How did these new movements emerge?
The rise of the National Front, the “Sarkozy years”, marked by an obsession with national identity, or even the feeling of blocking working-class neighborhoods which did not see their lot improving… There is a moment when frustration and the fact that discrimination remains a daily problem in French society becomes unbearable. And this is all the more so when the Republic tends to gargle with speeches in favor of equality. Some decolonial thinkers mock universalism: a fetish which serves to give oneself a good conscience so as not to act.
Traditional associations are also accused of having remained prisoners of their fight against anti-fascism and of waging an institutional fight, close to the authorities. There is a stronger focus on concrete discrimination in current movements. The old organizations, without reducing them entirely to this, have given much thought to the speeches. They are sometimes described as defenders of “moral anti-racism”, so to speak that they only grasp the scum of the problem.
Finally, another complaint by some activists: the executives of these organizations do not share the lives of the people they want to defend. Figures like Assa Traoré, they embody for them the fight of the so-called “working class” districts. However, there is diversity in historical associations and many victims of racism have been able to benefit from their support, particularly in the context of legal proceedings. Despite the criticisms, concrete actions have been taken.
Are their modes of action similar?
We can hardly understand the success of the current mobilization if we do not associate it with the question of social networks. The reach of Licra’s or MRAP’s Twitter or Facebook accounts is nothing like that of activists and media figures – for example, Rokhaya Diallo. Traditional organizations lack the necessary and efficient digital cells.
The new organizations are more like small groups and have supporters but few members. These are above all figures that exist by speaking. We are far from what traditional organizations do, which are built on an associative model of mass activism, with a Parisian headquarters, local sections, activists, members, regular meetings or even large meetings, posters. , leaflets…
Are their positions irreconcilable?
In the current militant platform, we consider institutionalized racism, in habits, in structures, in the system. We don’t even see him anymore and the white population doesn’t know that he discriminates. She has a “Privilege”, by virtue of an identity, necessarily defined as dominant.
Even if it is conceivable that a “non-white” person will be faced with more opportunities to be discriminated against in his or her existence, the question is whether it is necessary to use essentializing concepts. This reading imposes that any individual, without knowing his background, his opinions, his commitments, his aspirations, will be understood from the angle of his skin color and that this will determine whether he is a dominant or a dominated.

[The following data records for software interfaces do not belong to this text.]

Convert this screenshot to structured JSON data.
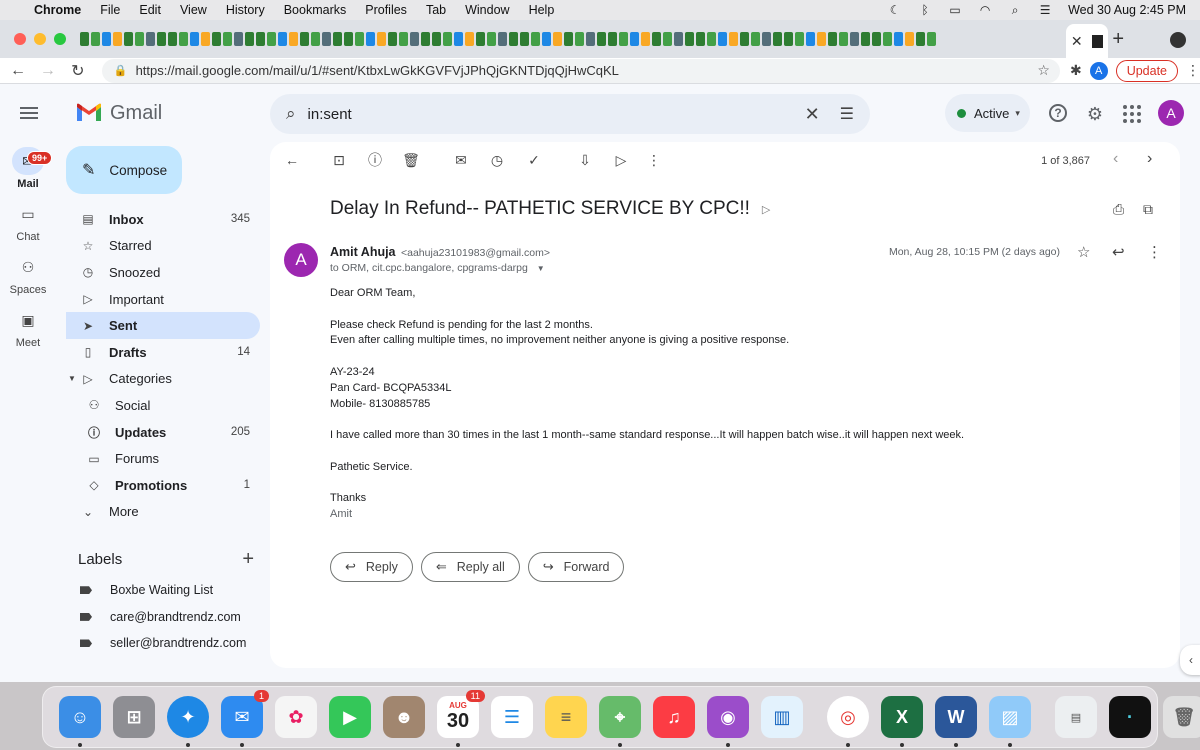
{
  "menubar": {
    "app": "Chrome",
    "items": [
      "File",
      "Edit",
      "View",
      "History",
      "Bookmarks",
      "Profiles",
      "Tab",
      "Window",
      "Help"
    ],
    "datetime": "Wed 30 Aug  2:45 PM"
  },
  "browser": {
    "url": "https://mail.google.com/mail/u/1/#sent/KtbxLwGkKGVFVjJPhQjGKNTDjqQjHwCqKL",
    "update_label": "Update",
    "profile_initial": "A"
  },
  "gmail": {
    "logo_text": "Gmail",
    "search_query": "in:sent",
    "status": "Active",
    "account_initial": "A",
    "compose_label": "Compose",
    "rail": [
      {
        "label": "Mail",
        "badge": "99+"
      },
      {
        "label": "Chat"
      },
      {
        "label": "Spaces"
      },
      {
        "label": "Meet"
      }
    ],
    "folders": [
      {
        "label": "Inbox",
        "count": "345"
      },
      {
        "label": "Starred",
        "count": ""
      },
      {
        "label": "Snoozed",
        "count": ""
      },
      {
        "label": "Important",
        "count": ""
      },
      {
        "label": "Sent",
        "count": ""
      },
      {
        "label": "Drafts",
        "count": "14"
      },
      {
        "label": "Categories",
        "count": ""
      },
      {
        "label": "Social",
        "count": ""
      },
      {
        "label": "Updates",
        "count": "205"
      },
      {
        "label": "Forums",
        "count": ""
      },
      {
        "label": "Promotions",
        "count": "1"
      },
      {
        "label": "More",
        "count": ""
      }
    ],
    "labels_title": "Labels",
    "labels": [
      "Boxbe Waiting List",
      "care@brandtrendz.com",
      "seller@brandtrendz.com"
    ]
  },
  "message": {
    "pager": "1 of 3,867",
    "subject": "Delay In Refund-- PATHETIC SERVICE BY CPC!!",
    "sender_initial": "A",
    "sender_name": "Amit Ahuja",
    "sender_email": "<aahuja23101983@gmail.com>",
    "to": "to ORM, cit.cpc.bangalore, cpgrams-darpg",
    "date": "Mon, Aug 28, 10:15 PM (2 days ago)",
    "body": {
      "greeting": "Dear ORM Team,",
      "line1": "Please check Refund is pending for the last 2 months.",
      "line2": "Even after calling multiple times, no improvement neither anyone is giving a positive response.",
      "ay": "AY-23-24",
      "pan": "Pan Card- BCQPA5334L",
      "mobile": "Mobile- 8130885785",
      "line3": "I have called more than 30 times in the last 1 month--same standard response...It will happen batch wise..it will happen next week.",
      "line4": "Pathetic Service.",
      "thanks": "Thanks",
      "sig": "Amit"
    },
    "reply_label": "Reply",
    "reply_all_label": "Reply all",
    "forward_label": "Forward"
  },
  "dock": {
    "mail_badge": "1",
    "calendar_month": "AUG",
    "calendar_day": "30",
    "calendar_badge": "11"
  },
  "colors": {
    "compose_bg": "#c2e7ff",
    "selected_bg": "#d3e3fd",
    "avatar": "#9c27b0",
    "active_dot": "#1e8e3e"
  }
}
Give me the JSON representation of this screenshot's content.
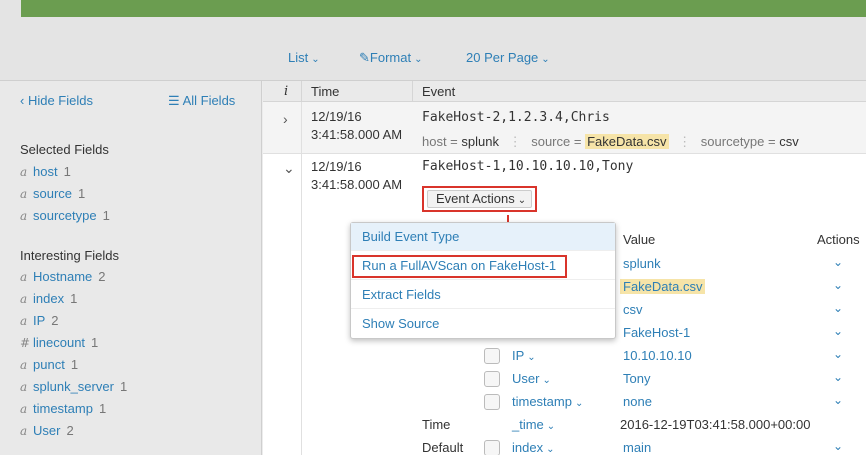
{
  "toolbar": {
    "list_label": "List",
    "format_label": "Format",
    "per_page_label": "20 Per Page"
  },
  "sidebar": {
    "hide_fields": "Hide Fields",
    "all_fields": "All Fields",
    "selected_heading": "Selected Fields",
    "selected": [
      {
        "type": "a",
        "name": "host",
        "count": "1"
      },
      {
        "type": "a",
        "name": "source",
        "count": "1"
      },
      {
        "type": "a",
        "name": "sourcetype",
        "count": "1"
      }
    ],
    "interesting_heading": "Interesting Fields",
    "interesting": [
      {
        "type": "a",
        "name": "Hostname",
        "count": "2"
      },
      {
        "type": "a",
        "name": "index",
        "count": "1"
      },
      {
        "type": "a",
        "name": "IP",
        "count": "2"
      },
      {
        "type": "#",
        "name": "linecount",
        "count": "1"
      },
      {
        "type": "a",
        "name": "punct",
        "count": "1"
      },
      {
        "type": "a",
        "name": "splunk_server",
        "count": "1"
      },
      {
        "type": "a",
        "name": "timestamp",
        "count": "1"
      },
      {
        "type": "a",
        "name": "User",
        "count": "2"
      }
    ]
  },
  "table": {
    "col_i": "i",
    "col_time": "Time",
    "col_event": "Event"
  },
  "event1": {
    "date": "12/19/16",
    "time": "3:41:58.000 AM",
    "raw": "FakeHost-2,1.2.3.4,Chris",
    "host_key": "host = ",
    "host_val": "splunk",
    "source_key": "source = ",
    "source_val": "FakeData.csv",
    "sourcetype_key": "sourcetype = ",
    "sourcetype_val": "csv"
  },
  "event2": {
    "date": "12/19/16",
    "time": "3:41:58.000 AM",
    "raw": "FakeHost-1,10.10.10.10,Tony",
    "event_actions": "Event Actions",
    "value_heading": "Value",
    "actions_heading": "Actions",
    "fields": [
      {
        "name": "",
        "value": "splunk"
      },
      {
        "name": "",
        "value": "FakeData.csv"
      },
      {
        "name": "",
        "value": "csv"
      },
      {
        "name": "",
        "value": "FakeHost-1"
      },
      {
        "name": "IP",
        "value": "10.10.10.10"
      },
      {
        "name": "User",
        "value": "Tony"
      },
      {
        "name": "timestamp",
        "value": "none"
      }
    ],
    "time_group": "Time",
    "time_field": "_time",
    "time_value": "2016-12-19T03:41:58.000+00:00",
    "default_group": "Default",
    "index_field": "index",
    "index_value": "main"
  },
  "dropdown": {
    "items": [
      "Build Event Type",
      "Run a FullAVScan on FakeHost-1",
      "Extract Fields",
      "Show Source"
    ]
  },
  "colors": {
    "accent": "#2e7fb6",
    "highlight_red": "#d9342b",
    "green_bar": "#6b9d50",
    "field_highlight": "#f6e4a8"
  }
}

A “racial” principle is reintroduced into the fight against racism. Even if we speak of a social construction, this notion radicalises positions. At each end of the chain, individuals retrieve it and instrumentalize it – one can, among other things, quote statements by the far right on “anti-white racism”.
For traditional organizations, which have endeavored to bring to light other factors explaining discriminations than just “race”, this vision is reductive. None of them want to align themselves with this position. The fight against racism is inseparable from the struggles for equality, against anti-Semitism, against homophobia, against sexism and other forms of exclusion, whatever they may be. In their eyes, anti-racism is a gathering and a reconciliation.
Just as modern mobilizations do not want to regain the support of structures which, in their eyes, are part of the problem and which serve as “hide-and-seek” for a government, which can then boast of a dialogue without nothing to change.